++++ EXTRACTED INFORMATION ++++

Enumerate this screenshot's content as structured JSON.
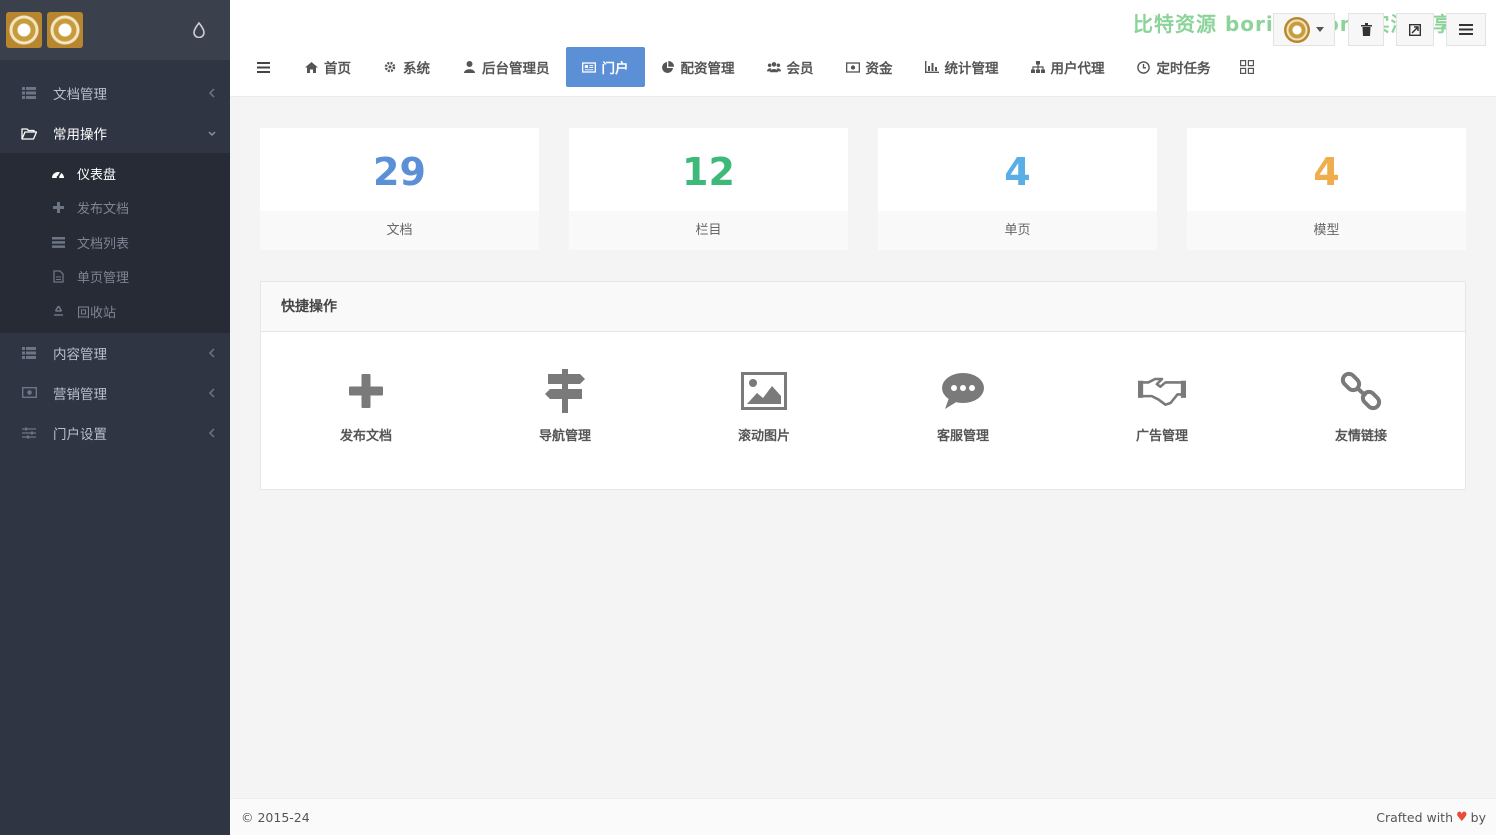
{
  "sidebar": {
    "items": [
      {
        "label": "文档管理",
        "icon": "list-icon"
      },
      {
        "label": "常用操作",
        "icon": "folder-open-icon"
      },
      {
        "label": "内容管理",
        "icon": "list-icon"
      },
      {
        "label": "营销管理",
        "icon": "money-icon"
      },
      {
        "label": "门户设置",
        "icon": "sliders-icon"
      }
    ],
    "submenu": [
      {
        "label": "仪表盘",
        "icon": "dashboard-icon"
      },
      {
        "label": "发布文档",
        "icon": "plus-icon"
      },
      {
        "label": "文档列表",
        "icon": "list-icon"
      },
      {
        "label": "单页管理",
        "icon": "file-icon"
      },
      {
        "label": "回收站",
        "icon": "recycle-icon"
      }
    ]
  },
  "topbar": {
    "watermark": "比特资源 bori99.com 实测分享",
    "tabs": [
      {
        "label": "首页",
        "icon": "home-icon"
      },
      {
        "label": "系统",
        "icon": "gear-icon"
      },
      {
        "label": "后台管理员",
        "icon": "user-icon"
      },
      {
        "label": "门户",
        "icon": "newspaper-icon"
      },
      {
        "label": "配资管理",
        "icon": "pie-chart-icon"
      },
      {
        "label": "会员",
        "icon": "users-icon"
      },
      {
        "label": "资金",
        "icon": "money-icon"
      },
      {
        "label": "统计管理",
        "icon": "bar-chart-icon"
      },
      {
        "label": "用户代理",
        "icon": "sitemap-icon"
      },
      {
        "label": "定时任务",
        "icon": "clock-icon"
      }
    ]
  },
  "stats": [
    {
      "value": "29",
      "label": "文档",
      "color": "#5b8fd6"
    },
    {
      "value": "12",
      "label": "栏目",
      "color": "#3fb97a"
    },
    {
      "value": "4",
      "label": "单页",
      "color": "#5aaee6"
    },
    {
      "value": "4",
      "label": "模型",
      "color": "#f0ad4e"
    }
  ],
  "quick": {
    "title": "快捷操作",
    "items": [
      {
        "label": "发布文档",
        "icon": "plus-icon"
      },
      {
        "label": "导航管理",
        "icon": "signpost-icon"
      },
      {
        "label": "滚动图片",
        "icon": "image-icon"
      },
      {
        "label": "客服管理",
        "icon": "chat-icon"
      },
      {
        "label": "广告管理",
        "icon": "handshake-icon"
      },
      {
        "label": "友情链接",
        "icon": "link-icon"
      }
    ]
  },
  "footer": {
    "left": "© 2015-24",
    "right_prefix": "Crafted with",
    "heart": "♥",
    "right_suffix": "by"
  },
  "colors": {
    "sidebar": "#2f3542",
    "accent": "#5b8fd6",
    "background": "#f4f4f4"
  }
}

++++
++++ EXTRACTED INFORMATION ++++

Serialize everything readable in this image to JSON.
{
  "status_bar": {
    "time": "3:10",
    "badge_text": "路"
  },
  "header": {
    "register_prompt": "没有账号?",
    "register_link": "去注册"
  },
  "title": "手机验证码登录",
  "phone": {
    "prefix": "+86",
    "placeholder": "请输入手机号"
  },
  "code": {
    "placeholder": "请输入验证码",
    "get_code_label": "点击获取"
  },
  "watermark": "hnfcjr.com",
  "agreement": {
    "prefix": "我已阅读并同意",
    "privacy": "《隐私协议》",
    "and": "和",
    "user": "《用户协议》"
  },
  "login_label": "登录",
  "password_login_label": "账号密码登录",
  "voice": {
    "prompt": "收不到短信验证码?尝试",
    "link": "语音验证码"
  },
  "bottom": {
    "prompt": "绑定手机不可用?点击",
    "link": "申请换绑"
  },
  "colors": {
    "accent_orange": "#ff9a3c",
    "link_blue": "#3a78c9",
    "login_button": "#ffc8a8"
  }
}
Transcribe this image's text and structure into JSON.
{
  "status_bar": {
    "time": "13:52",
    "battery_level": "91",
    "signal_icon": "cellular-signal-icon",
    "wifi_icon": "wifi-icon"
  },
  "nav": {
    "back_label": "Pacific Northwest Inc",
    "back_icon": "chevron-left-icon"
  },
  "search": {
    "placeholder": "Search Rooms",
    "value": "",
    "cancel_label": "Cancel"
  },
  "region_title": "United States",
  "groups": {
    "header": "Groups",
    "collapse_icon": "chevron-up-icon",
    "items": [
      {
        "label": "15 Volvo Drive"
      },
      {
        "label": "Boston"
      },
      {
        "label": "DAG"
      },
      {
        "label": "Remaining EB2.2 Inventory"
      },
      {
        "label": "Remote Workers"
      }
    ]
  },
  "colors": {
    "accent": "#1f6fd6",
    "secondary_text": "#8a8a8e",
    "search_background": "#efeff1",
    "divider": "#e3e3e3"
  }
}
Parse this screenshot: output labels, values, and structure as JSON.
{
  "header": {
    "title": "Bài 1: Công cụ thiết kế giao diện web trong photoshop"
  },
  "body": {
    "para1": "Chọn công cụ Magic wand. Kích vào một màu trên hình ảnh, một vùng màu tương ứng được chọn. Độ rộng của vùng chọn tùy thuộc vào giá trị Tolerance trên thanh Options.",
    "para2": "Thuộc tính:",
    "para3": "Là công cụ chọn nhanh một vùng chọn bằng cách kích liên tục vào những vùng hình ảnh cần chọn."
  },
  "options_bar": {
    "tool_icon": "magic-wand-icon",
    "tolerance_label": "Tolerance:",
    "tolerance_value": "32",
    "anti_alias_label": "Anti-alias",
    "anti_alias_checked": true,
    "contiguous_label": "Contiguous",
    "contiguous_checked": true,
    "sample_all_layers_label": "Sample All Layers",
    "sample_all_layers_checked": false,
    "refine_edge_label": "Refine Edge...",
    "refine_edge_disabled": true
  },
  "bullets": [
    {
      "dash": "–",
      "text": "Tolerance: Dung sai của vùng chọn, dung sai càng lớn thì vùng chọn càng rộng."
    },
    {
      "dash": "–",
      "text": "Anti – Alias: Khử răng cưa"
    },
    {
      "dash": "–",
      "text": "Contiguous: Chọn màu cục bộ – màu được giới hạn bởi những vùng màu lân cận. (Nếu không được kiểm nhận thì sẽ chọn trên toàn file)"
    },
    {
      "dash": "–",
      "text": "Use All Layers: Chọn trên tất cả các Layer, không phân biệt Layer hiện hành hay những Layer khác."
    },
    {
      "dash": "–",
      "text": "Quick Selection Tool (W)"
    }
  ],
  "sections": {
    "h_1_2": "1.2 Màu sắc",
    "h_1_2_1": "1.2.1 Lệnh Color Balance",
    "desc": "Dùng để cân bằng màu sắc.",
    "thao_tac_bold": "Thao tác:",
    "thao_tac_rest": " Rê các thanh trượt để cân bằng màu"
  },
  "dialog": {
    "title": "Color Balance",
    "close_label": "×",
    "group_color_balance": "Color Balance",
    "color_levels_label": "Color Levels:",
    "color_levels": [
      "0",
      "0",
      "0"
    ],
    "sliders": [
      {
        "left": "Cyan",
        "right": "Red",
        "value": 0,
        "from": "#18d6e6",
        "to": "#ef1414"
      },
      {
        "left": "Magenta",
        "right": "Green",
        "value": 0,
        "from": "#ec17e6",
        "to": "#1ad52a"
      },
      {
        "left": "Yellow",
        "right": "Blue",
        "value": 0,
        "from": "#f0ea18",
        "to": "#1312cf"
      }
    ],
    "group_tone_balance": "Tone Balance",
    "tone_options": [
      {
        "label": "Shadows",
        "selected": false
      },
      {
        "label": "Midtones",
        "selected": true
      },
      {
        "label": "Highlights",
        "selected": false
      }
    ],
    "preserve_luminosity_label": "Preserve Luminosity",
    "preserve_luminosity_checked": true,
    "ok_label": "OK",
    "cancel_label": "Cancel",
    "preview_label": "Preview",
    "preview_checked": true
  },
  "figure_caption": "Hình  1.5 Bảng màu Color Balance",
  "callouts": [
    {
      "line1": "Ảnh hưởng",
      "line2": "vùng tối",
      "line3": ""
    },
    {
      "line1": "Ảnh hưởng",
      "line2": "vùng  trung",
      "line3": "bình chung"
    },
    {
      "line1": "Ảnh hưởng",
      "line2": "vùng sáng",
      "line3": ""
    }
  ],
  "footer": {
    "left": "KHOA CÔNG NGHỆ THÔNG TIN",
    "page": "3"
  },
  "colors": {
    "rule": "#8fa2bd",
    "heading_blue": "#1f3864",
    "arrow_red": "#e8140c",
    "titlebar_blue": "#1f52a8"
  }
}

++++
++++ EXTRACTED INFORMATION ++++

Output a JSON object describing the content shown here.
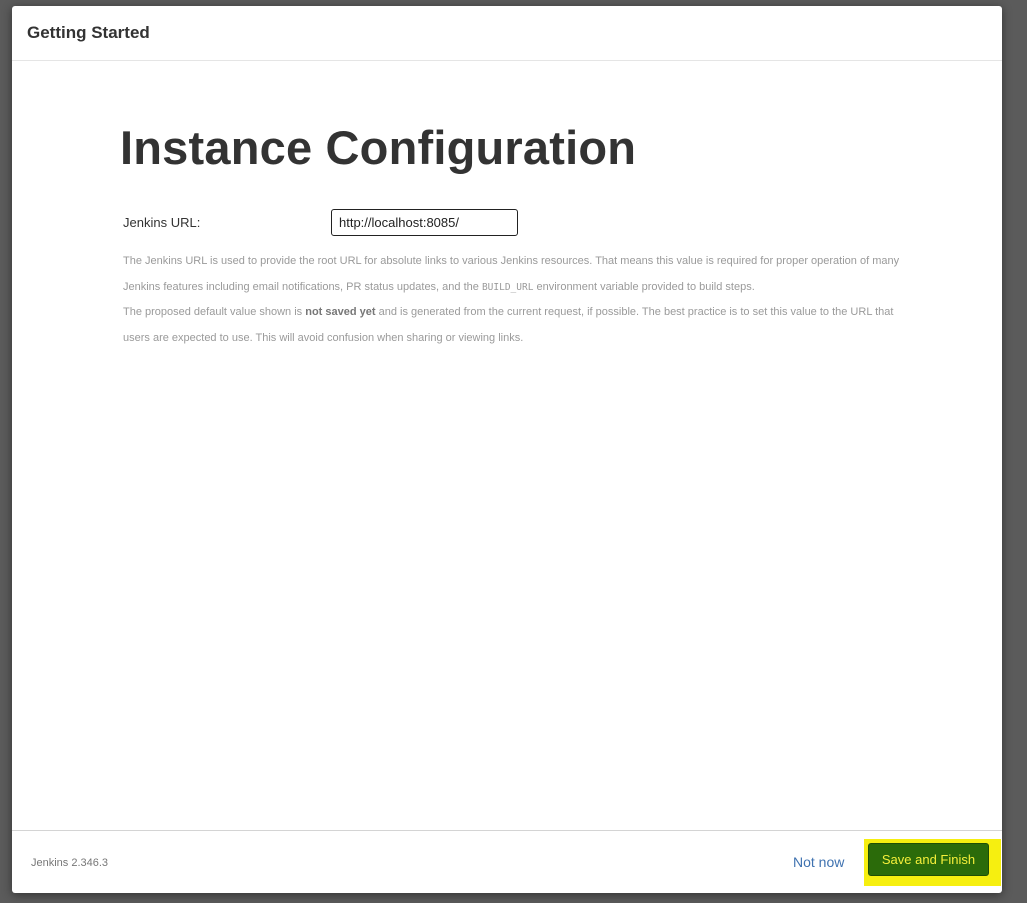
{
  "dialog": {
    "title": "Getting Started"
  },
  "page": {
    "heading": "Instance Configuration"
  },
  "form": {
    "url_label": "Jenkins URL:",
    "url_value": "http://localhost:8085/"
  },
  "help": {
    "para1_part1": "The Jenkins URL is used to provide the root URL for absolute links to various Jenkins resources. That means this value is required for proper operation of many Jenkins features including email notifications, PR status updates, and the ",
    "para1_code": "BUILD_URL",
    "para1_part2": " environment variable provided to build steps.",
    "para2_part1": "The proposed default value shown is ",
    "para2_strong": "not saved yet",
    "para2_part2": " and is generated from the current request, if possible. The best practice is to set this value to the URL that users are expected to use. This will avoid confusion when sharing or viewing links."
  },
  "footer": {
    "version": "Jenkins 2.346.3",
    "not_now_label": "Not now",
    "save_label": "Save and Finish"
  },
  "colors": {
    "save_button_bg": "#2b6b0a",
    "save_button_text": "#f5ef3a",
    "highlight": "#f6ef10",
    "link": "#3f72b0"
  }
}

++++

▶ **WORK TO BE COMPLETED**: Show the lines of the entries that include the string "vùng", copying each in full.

▶ **TASK RESULT**:
    "para1": "Chọn công cụ Magic wand. Kích vào một màu trên hình ảnh, một vùng màu tương ứng được chọn. Độ rộng của vùng chọn tùy thuộc vào giá trị Tolerance trên thanh Options.",
    "para3": "Là công cụ chọn nhanh một vùng chọn bằng cách kích liên tục vào những vùng hình ảnh cần chọn."
      "text": "Tolerance: Dung sai của vùng chọn, dung sai càng lớn thì vùng chọn càng rộng."
      "text": "Contiguous: Chọn màu cục bộ – màu được giới hạn bởi những vùng màu lân cận. (Nếu không được kiểm nhận thì sẽ chọn trên toàn file)"
      "line2": "vùng tối",
      "line2": "vùng  trung",
      "line2": "vùng sáng",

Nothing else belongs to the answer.